- carnitas and shredded beef or pork – Store cooked meat in freezer bags or freezer-safe containers. Use in tacos, burritos, nachos, soup, and BBQ sandwiches.
Complete main dishes
- casseroles and lasagnas – I use my regular baking pans, cover with a sheet of aluminum foil and then place in a freezer bag. If I don’t have a big enough freezer bag, I double wrap it with heavy-duty aluminum foil that I reuse over time.
- chimichangas – Prepare burritos or griddle-crisped chimichangas, cool completely and seal in freezer bags. Wrap in plastic wrap first if you’ll be stashing these in lunch boxes.
- tamales – Leave steamed tamales in their cornhusk wrappings. Seal well in a freezer bag. Resteam right before serving. This recipe for tamales is super easy!
- taquitos – Flash freeze on cookie sheets then stash in a freezer bag. Bake frozen. Get the recipe for Beef Taquitos.
- stews, soups, and chilis – Cool and freeze in freezer-safe containers. Consider making portion-size containers as well for quick lunches and snacks.
- quiche – Freeze before you bake them. Then bake from frozen. Check out these quiche recipe basics.
- taco kits – precook the meat and package it up in a freezer-safe container with bags of cheese and tortillas alongside.
- pizza kits – prepare the dough and bag it up in a greased freezer bag before the second rise. Bag up the sauce and toppings in separate bags and collect them all in a larger bag or container to store in the freezer. Thaw the dough in a greased bowl overnight before baking.
- pasta sauce – Cook up a big batch of sauce, with or without meat, in freezer-safe container.
- cooked beans – Prep a big batch of dried beans and store 2 cup portions in freezer bags or freezer-safe containers. 2 cups is just about the size of a can of beans. Perfect for all your favorite recipes.

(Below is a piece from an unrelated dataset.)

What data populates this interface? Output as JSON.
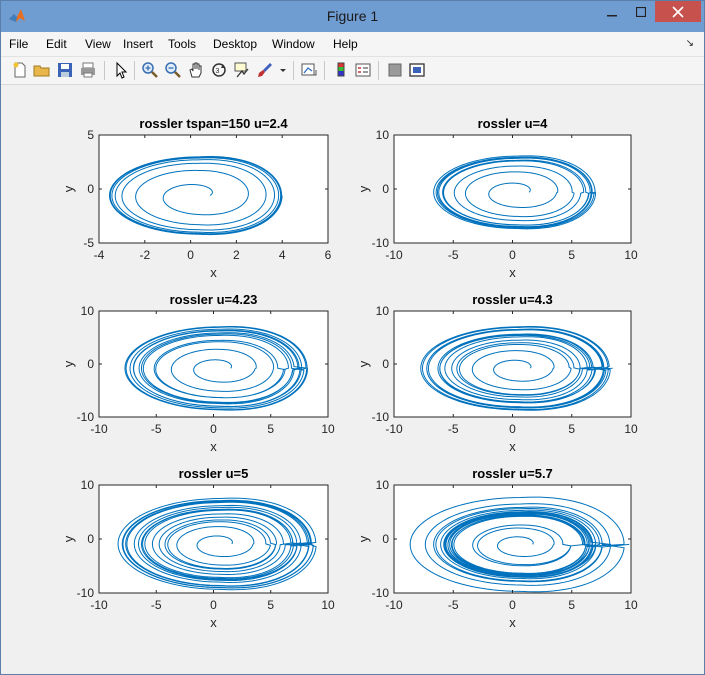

- baked goods – Cool completely and wrap in plastic wrap or ziptop bags.
- unbaked baked goods – You can freeze unbaked scones and rolls so that you can have fresh baked goodies in the morning without the hassle. These butterhorns are great this way, as are these scones.
- unbaked pies – It’s so nice to have fresh baked pie without the work! They don’t even need to thaw before baking them.
What You Can’t Freeze
There are some things that are better left unfrozen. Here’s my short list:
- white potatoes – These generally discolor and lose texture. Try this recipe for mashed potatoes that really works for me. Here are some other important things to note about freezing potatoes.
- certain recipes containing mayo – The mayonnaise can tend to separate, but I’ve never worried about it too much
- lettuce/salad and veggies to use in fresh applications – Sog City, baby. ‘nuf said.
What do you freeze to enjoy later?
This post was originally published November 28, 2009. It has been updated for content and clarity.